* TASK TO COMPLETE *
From the listing below, extract every line containing "Cool".

----------

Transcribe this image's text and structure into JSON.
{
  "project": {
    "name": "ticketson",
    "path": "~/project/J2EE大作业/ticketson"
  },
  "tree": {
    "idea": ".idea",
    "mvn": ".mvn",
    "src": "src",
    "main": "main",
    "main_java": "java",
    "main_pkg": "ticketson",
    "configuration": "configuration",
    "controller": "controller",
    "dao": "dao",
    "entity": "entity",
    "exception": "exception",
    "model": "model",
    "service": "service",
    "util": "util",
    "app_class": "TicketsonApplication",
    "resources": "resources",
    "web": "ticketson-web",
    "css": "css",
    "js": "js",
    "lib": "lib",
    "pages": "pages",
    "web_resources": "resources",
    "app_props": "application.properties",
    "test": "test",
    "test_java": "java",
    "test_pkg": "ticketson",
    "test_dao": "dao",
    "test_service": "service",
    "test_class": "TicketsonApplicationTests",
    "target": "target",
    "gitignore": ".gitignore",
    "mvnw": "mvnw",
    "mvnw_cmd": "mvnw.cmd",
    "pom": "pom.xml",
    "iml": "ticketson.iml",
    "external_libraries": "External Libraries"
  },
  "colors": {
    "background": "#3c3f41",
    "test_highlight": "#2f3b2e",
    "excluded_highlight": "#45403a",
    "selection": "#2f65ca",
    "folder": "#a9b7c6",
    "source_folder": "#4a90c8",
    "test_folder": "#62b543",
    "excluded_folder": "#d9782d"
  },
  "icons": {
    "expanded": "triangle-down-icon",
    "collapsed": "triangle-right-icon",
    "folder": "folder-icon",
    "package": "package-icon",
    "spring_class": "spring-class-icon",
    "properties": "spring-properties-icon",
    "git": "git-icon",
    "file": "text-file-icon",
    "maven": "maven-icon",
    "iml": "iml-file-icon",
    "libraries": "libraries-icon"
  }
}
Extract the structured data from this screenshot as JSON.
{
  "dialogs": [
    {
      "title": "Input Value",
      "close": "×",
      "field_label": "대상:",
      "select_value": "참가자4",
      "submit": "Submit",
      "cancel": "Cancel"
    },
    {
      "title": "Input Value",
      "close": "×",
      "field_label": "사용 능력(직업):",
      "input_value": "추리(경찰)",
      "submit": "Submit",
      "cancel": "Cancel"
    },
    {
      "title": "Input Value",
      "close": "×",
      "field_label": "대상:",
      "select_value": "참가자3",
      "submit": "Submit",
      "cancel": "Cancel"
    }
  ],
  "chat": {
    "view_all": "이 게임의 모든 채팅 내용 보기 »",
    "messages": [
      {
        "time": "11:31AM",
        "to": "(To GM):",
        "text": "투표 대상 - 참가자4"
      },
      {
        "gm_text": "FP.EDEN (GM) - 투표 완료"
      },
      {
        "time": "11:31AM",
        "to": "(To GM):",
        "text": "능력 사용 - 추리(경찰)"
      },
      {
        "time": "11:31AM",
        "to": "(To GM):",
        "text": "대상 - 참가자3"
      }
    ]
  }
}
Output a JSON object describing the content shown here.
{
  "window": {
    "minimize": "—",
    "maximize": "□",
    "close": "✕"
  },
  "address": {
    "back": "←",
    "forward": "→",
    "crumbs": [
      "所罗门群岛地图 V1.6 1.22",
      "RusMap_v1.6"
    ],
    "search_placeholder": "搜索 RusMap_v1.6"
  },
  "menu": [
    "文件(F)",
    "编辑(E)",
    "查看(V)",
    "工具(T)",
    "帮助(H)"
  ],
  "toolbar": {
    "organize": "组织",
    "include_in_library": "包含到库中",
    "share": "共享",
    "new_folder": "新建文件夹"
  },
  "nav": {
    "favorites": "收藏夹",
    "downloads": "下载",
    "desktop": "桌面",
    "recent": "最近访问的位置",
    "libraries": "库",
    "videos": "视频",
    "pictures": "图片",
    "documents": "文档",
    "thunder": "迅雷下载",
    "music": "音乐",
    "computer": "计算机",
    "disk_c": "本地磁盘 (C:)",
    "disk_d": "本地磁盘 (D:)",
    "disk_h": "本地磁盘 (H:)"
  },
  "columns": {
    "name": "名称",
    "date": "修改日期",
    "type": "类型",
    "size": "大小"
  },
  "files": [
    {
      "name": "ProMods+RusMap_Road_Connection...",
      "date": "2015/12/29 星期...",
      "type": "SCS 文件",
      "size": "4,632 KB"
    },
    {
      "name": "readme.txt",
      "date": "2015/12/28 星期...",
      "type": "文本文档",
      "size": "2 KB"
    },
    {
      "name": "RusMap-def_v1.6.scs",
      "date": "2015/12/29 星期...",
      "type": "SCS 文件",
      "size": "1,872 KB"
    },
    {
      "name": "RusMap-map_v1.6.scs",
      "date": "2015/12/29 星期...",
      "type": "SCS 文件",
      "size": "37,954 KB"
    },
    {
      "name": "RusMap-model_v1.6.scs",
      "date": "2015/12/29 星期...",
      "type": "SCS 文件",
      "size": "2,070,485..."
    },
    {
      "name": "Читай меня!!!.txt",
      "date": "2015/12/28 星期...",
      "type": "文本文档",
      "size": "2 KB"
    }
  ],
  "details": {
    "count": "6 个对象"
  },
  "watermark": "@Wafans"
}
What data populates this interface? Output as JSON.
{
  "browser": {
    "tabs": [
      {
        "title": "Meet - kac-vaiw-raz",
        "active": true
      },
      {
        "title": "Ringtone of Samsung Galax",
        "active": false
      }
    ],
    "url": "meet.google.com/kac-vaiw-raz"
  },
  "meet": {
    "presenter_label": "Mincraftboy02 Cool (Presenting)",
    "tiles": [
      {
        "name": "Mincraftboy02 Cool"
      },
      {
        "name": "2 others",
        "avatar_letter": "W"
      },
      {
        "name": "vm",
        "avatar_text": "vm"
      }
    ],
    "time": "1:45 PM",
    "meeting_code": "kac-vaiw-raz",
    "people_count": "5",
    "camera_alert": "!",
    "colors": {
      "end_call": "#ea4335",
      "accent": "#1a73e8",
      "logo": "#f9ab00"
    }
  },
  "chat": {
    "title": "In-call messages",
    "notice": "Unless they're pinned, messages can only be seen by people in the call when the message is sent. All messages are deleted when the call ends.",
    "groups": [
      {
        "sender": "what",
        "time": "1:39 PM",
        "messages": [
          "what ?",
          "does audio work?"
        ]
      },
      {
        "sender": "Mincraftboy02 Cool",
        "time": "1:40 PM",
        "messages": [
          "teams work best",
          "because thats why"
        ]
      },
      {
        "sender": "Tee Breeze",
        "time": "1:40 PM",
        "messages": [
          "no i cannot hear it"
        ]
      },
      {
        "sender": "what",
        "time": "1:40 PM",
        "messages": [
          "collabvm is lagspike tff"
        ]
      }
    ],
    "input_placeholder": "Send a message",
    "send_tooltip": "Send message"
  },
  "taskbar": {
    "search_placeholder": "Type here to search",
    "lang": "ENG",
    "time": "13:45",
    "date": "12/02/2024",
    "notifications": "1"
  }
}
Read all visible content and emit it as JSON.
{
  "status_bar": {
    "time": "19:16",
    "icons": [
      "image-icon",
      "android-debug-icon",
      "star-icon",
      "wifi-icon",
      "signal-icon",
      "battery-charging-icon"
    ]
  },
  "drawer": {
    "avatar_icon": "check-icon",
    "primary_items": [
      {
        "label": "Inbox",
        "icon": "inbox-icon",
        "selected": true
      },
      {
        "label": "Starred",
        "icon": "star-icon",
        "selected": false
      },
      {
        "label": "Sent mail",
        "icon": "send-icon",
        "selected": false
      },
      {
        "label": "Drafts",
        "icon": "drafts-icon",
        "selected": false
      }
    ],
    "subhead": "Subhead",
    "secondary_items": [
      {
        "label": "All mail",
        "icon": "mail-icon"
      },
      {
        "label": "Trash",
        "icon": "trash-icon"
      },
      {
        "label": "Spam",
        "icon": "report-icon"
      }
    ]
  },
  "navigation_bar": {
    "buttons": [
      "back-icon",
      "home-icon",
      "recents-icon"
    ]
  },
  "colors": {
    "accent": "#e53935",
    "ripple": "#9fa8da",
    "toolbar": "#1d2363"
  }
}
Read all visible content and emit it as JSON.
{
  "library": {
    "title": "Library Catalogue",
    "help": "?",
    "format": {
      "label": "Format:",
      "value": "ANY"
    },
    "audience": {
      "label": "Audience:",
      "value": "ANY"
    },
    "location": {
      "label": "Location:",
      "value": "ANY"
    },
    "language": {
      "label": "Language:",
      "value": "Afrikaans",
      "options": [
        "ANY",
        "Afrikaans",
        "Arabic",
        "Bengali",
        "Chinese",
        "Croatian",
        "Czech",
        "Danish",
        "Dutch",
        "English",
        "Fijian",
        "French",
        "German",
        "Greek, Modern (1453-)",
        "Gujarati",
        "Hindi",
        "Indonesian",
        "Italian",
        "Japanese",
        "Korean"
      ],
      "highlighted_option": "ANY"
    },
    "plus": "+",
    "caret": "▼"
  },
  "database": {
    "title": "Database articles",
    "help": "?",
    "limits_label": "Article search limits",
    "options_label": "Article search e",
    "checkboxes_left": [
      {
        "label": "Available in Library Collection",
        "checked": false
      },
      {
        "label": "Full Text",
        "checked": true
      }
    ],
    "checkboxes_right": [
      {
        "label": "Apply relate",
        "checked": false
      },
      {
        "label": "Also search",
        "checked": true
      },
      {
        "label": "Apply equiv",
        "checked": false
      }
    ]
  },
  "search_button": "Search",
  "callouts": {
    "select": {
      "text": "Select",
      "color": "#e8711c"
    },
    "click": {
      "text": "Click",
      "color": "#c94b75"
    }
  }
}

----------

* YOUR RESPONSE *
    "presenter_label": "Mincraftboy02 Cool (Presenting)",
        "name": "Mincraftboy02 Cool"
        "sender": "Mincraftboy02 Cool",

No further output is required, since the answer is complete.